**PROVIDED ENTRIES:**

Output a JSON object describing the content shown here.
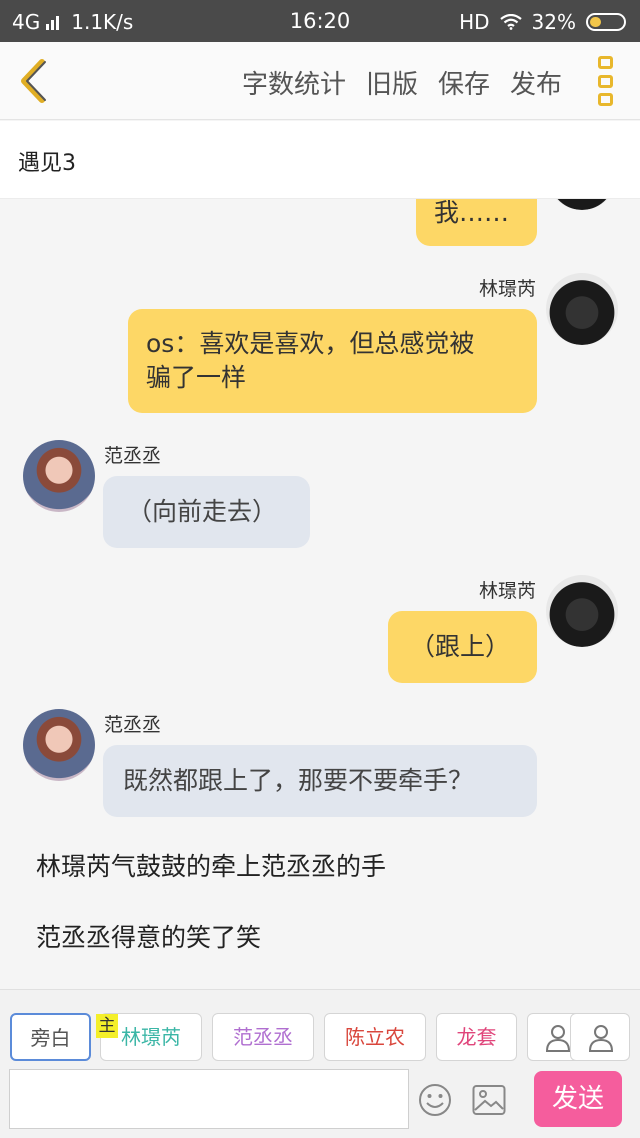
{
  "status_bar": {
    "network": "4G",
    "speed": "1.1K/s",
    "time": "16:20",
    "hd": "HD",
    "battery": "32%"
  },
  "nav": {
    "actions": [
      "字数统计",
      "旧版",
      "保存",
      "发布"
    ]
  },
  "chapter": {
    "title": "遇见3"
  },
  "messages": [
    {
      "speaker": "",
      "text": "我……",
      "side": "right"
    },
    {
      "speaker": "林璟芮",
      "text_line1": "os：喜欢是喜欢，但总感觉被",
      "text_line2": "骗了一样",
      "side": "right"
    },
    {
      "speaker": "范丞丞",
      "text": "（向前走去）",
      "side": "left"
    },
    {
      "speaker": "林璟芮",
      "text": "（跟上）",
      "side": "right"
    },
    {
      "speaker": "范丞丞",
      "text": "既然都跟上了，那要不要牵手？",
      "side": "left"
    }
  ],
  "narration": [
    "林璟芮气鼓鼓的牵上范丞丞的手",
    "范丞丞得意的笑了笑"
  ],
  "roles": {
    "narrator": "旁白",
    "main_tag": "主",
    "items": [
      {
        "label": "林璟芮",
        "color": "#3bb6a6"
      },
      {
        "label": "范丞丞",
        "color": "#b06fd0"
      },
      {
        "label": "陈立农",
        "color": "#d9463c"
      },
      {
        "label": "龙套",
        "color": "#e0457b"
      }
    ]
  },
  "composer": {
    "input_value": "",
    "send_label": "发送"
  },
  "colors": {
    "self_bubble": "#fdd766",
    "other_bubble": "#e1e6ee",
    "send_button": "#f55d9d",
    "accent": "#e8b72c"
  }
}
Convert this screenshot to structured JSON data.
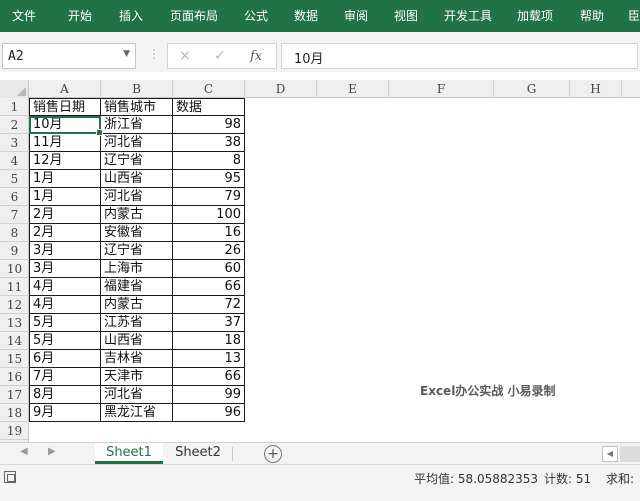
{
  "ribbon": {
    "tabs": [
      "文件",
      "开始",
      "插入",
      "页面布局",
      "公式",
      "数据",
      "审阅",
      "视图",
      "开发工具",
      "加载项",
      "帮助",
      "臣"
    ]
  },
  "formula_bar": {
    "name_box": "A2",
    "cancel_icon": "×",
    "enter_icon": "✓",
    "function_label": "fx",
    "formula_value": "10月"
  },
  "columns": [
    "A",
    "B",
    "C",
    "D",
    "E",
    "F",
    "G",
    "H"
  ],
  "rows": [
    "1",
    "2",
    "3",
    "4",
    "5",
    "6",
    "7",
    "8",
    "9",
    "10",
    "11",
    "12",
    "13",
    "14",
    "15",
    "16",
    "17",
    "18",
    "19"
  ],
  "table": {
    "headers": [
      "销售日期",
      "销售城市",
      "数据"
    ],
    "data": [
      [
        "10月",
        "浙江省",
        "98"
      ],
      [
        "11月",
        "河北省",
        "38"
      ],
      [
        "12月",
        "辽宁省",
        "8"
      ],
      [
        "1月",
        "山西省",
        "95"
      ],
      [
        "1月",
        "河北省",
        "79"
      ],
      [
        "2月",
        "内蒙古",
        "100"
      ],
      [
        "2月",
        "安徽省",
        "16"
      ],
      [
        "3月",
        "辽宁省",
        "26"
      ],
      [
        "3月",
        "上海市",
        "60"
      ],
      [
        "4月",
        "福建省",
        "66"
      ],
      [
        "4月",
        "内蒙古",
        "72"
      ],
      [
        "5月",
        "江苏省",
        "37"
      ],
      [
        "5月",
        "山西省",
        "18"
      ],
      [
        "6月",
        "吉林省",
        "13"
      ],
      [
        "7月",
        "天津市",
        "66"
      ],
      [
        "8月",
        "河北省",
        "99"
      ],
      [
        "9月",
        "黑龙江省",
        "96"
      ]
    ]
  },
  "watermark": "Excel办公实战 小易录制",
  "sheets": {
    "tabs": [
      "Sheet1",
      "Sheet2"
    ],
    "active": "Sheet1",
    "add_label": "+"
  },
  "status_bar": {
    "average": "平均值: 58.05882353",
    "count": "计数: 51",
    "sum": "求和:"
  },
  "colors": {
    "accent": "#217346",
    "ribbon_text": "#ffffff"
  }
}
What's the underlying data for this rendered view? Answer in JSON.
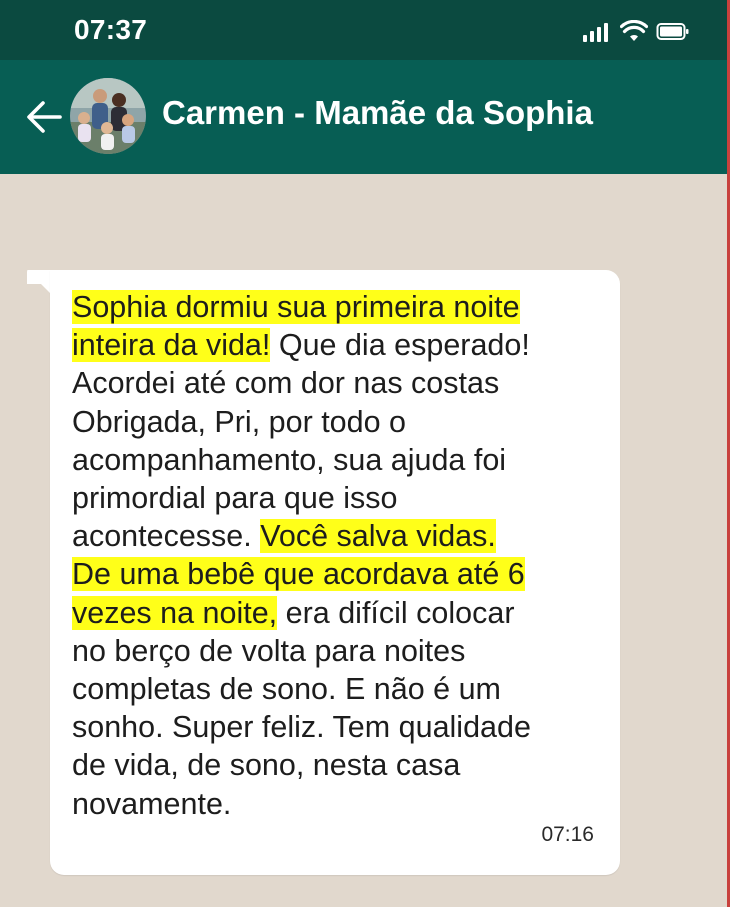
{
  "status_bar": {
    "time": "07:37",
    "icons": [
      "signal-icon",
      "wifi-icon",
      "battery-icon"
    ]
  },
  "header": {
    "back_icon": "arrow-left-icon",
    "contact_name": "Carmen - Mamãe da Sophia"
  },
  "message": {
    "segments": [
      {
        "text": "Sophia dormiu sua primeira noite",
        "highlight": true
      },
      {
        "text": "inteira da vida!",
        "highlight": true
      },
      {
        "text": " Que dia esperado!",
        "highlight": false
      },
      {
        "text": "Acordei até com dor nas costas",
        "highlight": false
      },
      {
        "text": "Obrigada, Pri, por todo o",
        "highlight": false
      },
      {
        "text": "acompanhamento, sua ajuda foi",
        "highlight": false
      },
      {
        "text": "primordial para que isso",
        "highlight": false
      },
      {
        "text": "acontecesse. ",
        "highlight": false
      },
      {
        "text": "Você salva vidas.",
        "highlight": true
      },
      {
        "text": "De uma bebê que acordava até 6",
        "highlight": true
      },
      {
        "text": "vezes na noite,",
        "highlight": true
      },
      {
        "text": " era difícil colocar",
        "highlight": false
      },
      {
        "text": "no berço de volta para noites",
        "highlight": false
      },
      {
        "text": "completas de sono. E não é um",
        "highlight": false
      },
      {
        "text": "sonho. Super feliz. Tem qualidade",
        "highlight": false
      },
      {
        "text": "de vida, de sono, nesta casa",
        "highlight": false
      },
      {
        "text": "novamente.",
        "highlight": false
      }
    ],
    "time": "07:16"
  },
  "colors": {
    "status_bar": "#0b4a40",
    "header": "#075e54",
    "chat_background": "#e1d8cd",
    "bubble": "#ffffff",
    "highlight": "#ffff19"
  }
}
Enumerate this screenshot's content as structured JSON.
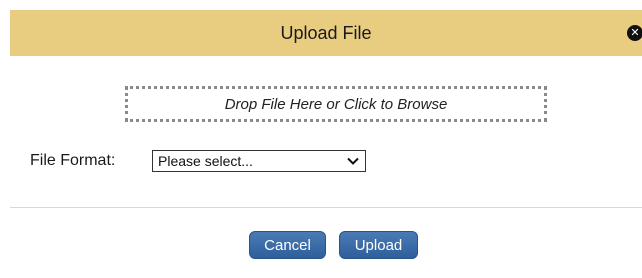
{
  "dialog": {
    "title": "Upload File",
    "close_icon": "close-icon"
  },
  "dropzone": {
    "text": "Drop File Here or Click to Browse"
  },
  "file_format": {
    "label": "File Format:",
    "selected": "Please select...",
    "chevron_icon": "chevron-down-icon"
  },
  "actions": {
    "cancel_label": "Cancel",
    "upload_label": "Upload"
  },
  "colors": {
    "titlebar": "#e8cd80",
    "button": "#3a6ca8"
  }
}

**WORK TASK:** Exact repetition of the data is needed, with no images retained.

**EXERCISE SOLUTION:**
Output a JSON object describing the content shown here.
{
  "status_bar": {
    "network": "4G",
    "speed": "1.1K/s",
    "time": "16:20",
    "hd": "HD",
    "battery": "32%"
  },
  "nav": {
    "actions": [
      "字数统计",
      "旧版",
      "保存",
      "发布"
    ]
  },
  "chapter": {
    "title": "遇见3"
  },
  "messages": [
    {
      "speaker": "",
      "text": "我……",
      "side": "right"
    },
    {
      "speaker": "林璟芮",
      "text_line1": "os：喜欢是喜欢，但总感觉被",
      "text_line2": "骗了一样",
      "side": "right"
    },
    {
      "speaker": "范丞丞",
      "text": "（向前走去）",
      "side": "left"
    },
    {
      "speaker": "林璟芮",
      "text": "（跟上）",
      "side": "right"
    },
    {
      "speaker": "范丞丞",
      "text": "既然都跟上了，那要不要牵手？",
      "side": "left"
    }
  ],
  "narration": [
    "林璟芮气鼓鼓的牵上范丞丞的手",
    "范丞丞得意的笑了笑"
  ],
  "roles": {
    "narrator": "旁白",
    "main_tag": "主",
    "items": [
      {
        "label": "林璟芮",
        "color": "#3bb6a6"
      },
      {
        "label": "范丞丞",
        "color": "#b06fd0"
      },
      {
        "label": "陈立农",
        "color": "#d9463c"
      },
      {
        "label": "龙套",
        "color": "#e0457b"
      }
    ]
  },
  "composer": {
    "input_value": "",
    "send_label": "发送"
  },
  "colors": {
    "self_bubble": "#fdd766",
    "other_bubble": "#e1e6ee",
    "send_button": "#f55d9d",
    "accent": "#e8b72c"
  }
}
Convert this screenshot to structured JSON data.
{
  "ribbon": {
    "tabs": [
      "文件",
      "开始",
      "插入",
      "页面布局",
      "公式",
      "数据",
      "审阅",
      "视图",
      "开发工具",
      "加载项",
      "帮助",
      "臣"
    ]
  },
  "formula_bar": {
    "name_box": "A2",
    "cancel_icon": "×",
    "enter_icon": "✓",
    "function_label": "fx",
    "formula_value": "10月"
  },
  "columns": [
    "A",
    "B",
    "C",
    "D",
    "E",
    "F",
    "G",
    "H"
  ],
  "rows": [
    "1",
    "2",
    "3",
    "4",
    "5",
    "6",
    "7",
    "8",
    "9",
    "10",
    "11",
    "12",
    "13",
    "14",
    "15",
    "16",
    "17",
    "18",
    "19"
  ],
  "table": {
    "headers": [
      "销售日期",
      "销售城市",
      "数据"
    ],
    "data": [
      [
        "10月",
        "浙江省",
        "98"
      ],
      [
        "11月",
        "河北省",
        "38"
      ],
      [
        "12月",
        "辽宁省",
        "8"
      ],
      [
        "1月",
        "山西省",
        "95"
      ],
      [
        "1月",
        "河北省",
        "79"
      ],
      [
        "2月",
        "内蒙古",
        "100"
      ],
      [
        "2月",
        "安徽省",
        "16"
      ],
      [
        "3月",
        "辽宁省",
        "26"
      ],
      [
        "3月",
        "上海市",
        "60"
      ],
      [
        "4月",
        "福建省",
        "66"
      ],
      [
        "4月",
        "内蒙古",
        "72"
      ],
      [
        "5月",
        "江苏省",
        "37"
      ],
      [
        "5月",
        "山西省",
        "18"
      ],
      [
        "6月",
        "吉林省",
        "13"
      ],
      [
        "7月",
        "天津市",
        "66"
      ],
      [
        "8月",
        "河北省",
        "99"
      ],
      [
        "9月",
        "黑龙江省",
        "96"
      ]
    ]
  },
  "watermark": "Excel办公实战 小易录制",
  "sheets": {
    "tabs": [
      "Sheet1",
      "Sheet2"
    ],
    "active": "Sheet1",
    "add_label": "+"
  },
  "status_bar": {
    "average": "平均值: 58.05882353",
    "count": "计数: 51",
    "sum": "求和:"
  },
  "colors": {
    "accent": "#217346",
    "ribbon_text": "#ffffff"
  }
}
What's the underlying data for this rendered view? Answer in JSON.
{
  "status_bar": {
    "time": "07:37",
    "icons": [
      "signal-icon",
      "wifi-icon",
      "battery-icon"
    ]
  },
  "header": {
    "back_icon": "arrow-left-icon",
    "contact_name": "Carmen - Mamãe da Sophia"
  },
  "message": {
    "segments": [
      {
        "text": "Sophia dormiu sua primeira noite",
        "highlight": true
      },
      {
        "text": "inteira da vida!",
        "highlight": true
      },
      {
        "text": " Que dia esperado!",
        "highlight": false
      },
      {
        "text": "Acordei até com dor nas costas",
        "highlight": false
      },
      {
        "text": "Obrigada, Pri, por todo o",
        "highlight": false
      },
      {
        "text": "acompanhamento, sua ajuda foi",
        "highlight": false
      },
      {
        "text": "primordial para que isso",
        "highlight": false
      },
      {
        "text": "acontecesse. ",
        "highlight": false
      },
      {
        "text": "Você salva vidas.",
        "highlight": true
      },
      {
        "text": "De uma bebê que acordava até 6",
        "highlight": true
      },
      {
        "text": "vezes na noite,",
        "highlight": true
      },
      {
        "text": " era difícil colocar",
        "highlight": false
      },
      {
        "text": "no berço de volta para noites",
        "highlight": false
      },
      {
        "text": "completas de sono. E não é um",
        "highlight": false
      },
      {
        "text": "sonho. Super feliz. Tem qualidade",
        "highlight": false
      },
      {
        "text": "de vida, de sono, nesta casa",
        "highlight": false
      },
      {
        "text": "novamente.",
        "highlight": false
      }
    ],
    "time": "07:16"
  },
  "colors": {
    "status_bar": "#0b4a40",
    "header": "#075e54",
    "chat_background": "#e1d8cd",
    "bubble": "#ffffff",
    "highlight": "#ffff19"
  }
}
Enumerate this screenshot's content as structured JSON.
{
  "dialog": {
    "title": "Upload File",
    "close_icon": "close-icon"
  },
  "dropzone": {
    "text": "Drop File Here or Click to Browse"
  },
  "file_format": {
    "label": "File Format:",
    "selected": "Please select...",
    "chevron_icon": "chevron-down-icon"
  },
  "actions": {
    "cancel_label": "Cancel",
    "upload_label": "Upload"
  },
  "colors": {
    "titlebar": "#e8cd80",
    "button": "#3a6ca8"
  }
}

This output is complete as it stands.